How to Run Mt. Evans
From Summit Lake, follow a wide gravel path counterclockwise around Summit Lake’s shoreline, out of the parking area . Continue to follow the trail up a short rocky hillside as you gain the ridge and leave the gravel path for packed dirt single track . You’ll soon pass by some steep couloirs visible throiugh notches in the ridgeline, with Chicago lakes below. Continue to follow the ridgeline, keeping an eye out for cairns above you [9,10]. The high point of the ridge is Mt. Spalding, 1.2 miles in at 13,830ft .
After you descend Mt. Spalding, the trail becomes thinner, but occasional cairns mark the way. You’ll make your way across a plateau, aiming for the area where Evan’s ridge meets the plateau. From the shallow notch [19, 20] where the plateau meets the ridge, the trail becomes harder to follow as it crosses through rocks. Watch for cairns. You’ll stay beneath the ridge [23-29], not topping out until you ultimately hit Evan’s summit .
Climbing your first mountain or 14er is an exciting and rewarding experience! You’ll get the achievement of seeing the world from above and the feel-goods of the endorphins from the exercise. However, the mountains aren’t a walk in the park, and getting down is mandatory. Some situations require extra caution and a little know how. With a bit of preparation, you’ll be able to get to the summit and back safely.
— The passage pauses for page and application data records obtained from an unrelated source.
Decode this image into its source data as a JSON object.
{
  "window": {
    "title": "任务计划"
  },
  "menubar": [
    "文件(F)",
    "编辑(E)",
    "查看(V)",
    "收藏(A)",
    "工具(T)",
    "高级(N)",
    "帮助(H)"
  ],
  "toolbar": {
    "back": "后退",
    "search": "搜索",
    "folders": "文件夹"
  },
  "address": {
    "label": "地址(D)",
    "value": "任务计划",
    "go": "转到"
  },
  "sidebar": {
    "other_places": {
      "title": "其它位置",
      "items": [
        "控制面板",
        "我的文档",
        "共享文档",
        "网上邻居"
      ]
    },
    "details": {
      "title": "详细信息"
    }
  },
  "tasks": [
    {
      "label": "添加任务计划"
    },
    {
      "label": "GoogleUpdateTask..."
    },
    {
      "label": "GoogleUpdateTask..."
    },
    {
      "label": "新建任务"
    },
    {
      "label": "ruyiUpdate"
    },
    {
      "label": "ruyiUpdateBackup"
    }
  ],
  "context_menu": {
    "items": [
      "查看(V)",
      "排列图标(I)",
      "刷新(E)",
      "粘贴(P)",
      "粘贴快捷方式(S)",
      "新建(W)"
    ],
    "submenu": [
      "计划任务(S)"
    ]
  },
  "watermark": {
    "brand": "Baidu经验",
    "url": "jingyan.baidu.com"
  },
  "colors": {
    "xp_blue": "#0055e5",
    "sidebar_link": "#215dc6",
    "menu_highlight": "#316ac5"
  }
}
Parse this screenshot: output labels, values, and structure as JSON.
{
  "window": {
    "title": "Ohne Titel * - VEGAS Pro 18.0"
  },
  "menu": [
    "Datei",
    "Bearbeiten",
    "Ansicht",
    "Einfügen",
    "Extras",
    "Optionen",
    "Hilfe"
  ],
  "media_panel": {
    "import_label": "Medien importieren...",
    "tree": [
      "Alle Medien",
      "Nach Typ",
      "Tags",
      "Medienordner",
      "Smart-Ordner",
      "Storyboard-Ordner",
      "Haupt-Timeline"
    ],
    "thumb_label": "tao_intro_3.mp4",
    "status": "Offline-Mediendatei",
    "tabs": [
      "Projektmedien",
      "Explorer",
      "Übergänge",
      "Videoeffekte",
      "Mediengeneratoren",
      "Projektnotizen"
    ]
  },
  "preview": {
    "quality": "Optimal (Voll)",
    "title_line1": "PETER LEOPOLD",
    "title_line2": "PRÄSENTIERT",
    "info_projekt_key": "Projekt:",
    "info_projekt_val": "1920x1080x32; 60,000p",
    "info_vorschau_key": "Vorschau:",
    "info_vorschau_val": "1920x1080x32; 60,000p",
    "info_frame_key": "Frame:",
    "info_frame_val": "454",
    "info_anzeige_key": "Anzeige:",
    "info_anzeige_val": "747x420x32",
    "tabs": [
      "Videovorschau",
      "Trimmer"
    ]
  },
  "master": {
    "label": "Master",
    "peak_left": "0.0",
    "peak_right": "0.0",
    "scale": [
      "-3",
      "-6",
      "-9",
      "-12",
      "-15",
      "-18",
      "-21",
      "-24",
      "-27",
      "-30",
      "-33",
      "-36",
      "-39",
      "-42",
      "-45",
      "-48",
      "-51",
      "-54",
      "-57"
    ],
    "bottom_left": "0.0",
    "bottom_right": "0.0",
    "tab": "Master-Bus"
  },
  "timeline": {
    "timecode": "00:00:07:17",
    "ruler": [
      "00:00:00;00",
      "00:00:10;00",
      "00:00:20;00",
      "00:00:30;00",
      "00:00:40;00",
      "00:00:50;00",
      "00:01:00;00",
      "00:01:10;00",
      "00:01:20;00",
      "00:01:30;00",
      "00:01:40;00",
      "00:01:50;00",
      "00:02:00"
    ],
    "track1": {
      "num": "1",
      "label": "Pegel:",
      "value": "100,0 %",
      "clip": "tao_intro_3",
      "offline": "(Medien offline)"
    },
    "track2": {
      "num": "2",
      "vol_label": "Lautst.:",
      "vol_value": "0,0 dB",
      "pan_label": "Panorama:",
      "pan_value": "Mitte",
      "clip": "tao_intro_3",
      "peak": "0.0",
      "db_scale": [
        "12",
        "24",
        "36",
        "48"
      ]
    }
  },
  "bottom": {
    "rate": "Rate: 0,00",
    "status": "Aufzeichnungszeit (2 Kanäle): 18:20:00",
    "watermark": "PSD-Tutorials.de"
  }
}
Whether you are training for a race or simply indulging in all the wilderness has to offer, there are a variety of factors, some constant, and some changing, that are likely to have an impact on your journey. Knowing these factors can help ensure your safety and get you back to the trailhead safely.